** Stored dataset items **
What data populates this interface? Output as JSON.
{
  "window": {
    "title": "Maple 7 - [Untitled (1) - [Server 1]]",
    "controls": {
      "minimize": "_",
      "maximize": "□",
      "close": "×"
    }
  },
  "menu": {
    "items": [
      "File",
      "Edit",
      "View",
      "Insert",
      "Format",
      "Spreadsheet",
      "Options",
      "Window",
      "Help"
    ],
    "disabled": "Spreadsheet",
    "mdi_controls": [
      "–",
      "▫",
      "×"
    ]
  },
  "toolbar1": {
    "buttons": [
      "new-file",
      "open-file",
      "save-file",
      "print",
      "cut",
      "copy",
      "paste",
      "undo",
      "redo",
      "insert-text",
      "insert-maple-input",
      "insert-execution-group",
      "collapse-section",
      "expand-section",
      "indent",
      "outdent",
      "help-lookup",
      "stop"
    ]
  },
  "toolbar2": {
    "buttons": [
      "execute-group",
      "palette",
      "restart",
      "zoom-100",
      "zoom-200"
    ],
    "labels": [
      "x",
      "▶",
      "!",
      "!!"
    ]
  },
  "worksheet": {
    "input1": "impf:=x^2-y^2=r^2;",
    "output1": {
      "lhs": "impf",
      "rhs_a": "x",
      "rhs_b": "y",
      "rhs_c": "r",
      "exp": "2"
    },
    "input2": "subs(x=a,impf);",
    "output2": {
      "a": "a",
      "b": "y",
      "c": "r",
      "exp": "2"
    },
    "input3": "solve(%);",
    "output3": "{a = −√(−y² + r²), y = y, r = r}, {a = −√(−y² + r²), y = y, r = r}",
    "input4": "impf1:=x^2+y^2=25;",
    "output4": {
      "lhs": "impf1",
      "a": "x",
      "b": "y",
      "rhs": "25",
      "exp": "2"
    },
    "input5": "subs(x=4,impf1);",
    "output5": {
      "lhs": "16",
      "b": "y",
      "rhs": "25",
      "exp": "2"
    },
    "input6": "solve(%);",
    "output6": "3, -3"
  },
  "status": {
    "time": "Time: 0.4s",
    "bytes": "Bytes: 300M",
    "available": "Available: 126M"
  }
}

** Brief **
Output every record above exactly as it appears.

** Solution for this task **
What data populates this interface? Output as JSON.
{
  "window": {
    "title": "Maple 7 - [Untitled (1) - [Server 1]]",
    "controls": {
      "minimize": "_",
      "maximize": "□",
      "close": "×"
    }
  },
  "menu": {
    "items": [
      "File",
      "Edit",
      "View",
      "Insert",
      "Format",
      "Spreadsheet",
      "Options",
      "Window",
      "Help"
    ],
    "disabled": "Spreadsheet",
    "mdi_controls": [
      "–",
      "▫",
      "×"
    ]
  },
  "toolbar1": {
    "buttons": [
      "new-file",
      "open-file",
      "save-file",
      "print",
      "cut",
      "copy",
      "paste",
      "undo",
      "redo",
      "insert-text",
      "insert-maple-input",
      "insert-execution-group",
      "collapse-section",
      "expand-section",
      "indent",
      "outdent",
      "help-lookup",
      "stop"
    ]
  },
  "toolbar2": {
    "buttons": [
      "execute-group",
      "palette",
      "restart",
      "zoom-100",
      "zoom-200"
    ],
    "labels": [
      "x",
      "▶",
      "!",
      "!!"
    ]
  },
  "worksheet": {
    "input1": "impf:=x^2-y^2=r^2;",
    "output1": {
      "lhs": "impf",
      "rhs_a": "x",
      "rhs_b": "y",
      "rhs_c": "r",
      "exp": "2"
    },
    "input2": "subs(x=a,impf);",
    "output2": {
      "a": "a",
      "b": "y",
      "c": "r",
      "exp": "2"
    },
    "input3": "solve(%);",
    "output3": "{a = −√(−y² + r²), y = y, r = r}, {a = −√(−y² + r²), y = y, r = r}",
    "input4": "impf1:=x^2+y^2=25;",
    "output4": {
      "lhs": "impf1",
      "a": "x",
      "b": "y",
      "rhs": "25",
      "exp": "2"
    },
    "input5": "subs(x=4,impf1);",
    "output5": {
      "lhs": "16",
      "b": "y",
      "rhs": "25",
      "exp": "2"
    },
    "input6": "solve(%);",
    "output6": "3, -3"
  },
  "status": {
    "time": "Time: 0.4s",
    "bytes": "Bytes: 300M",
    "available": "Available: 126M"
  }
}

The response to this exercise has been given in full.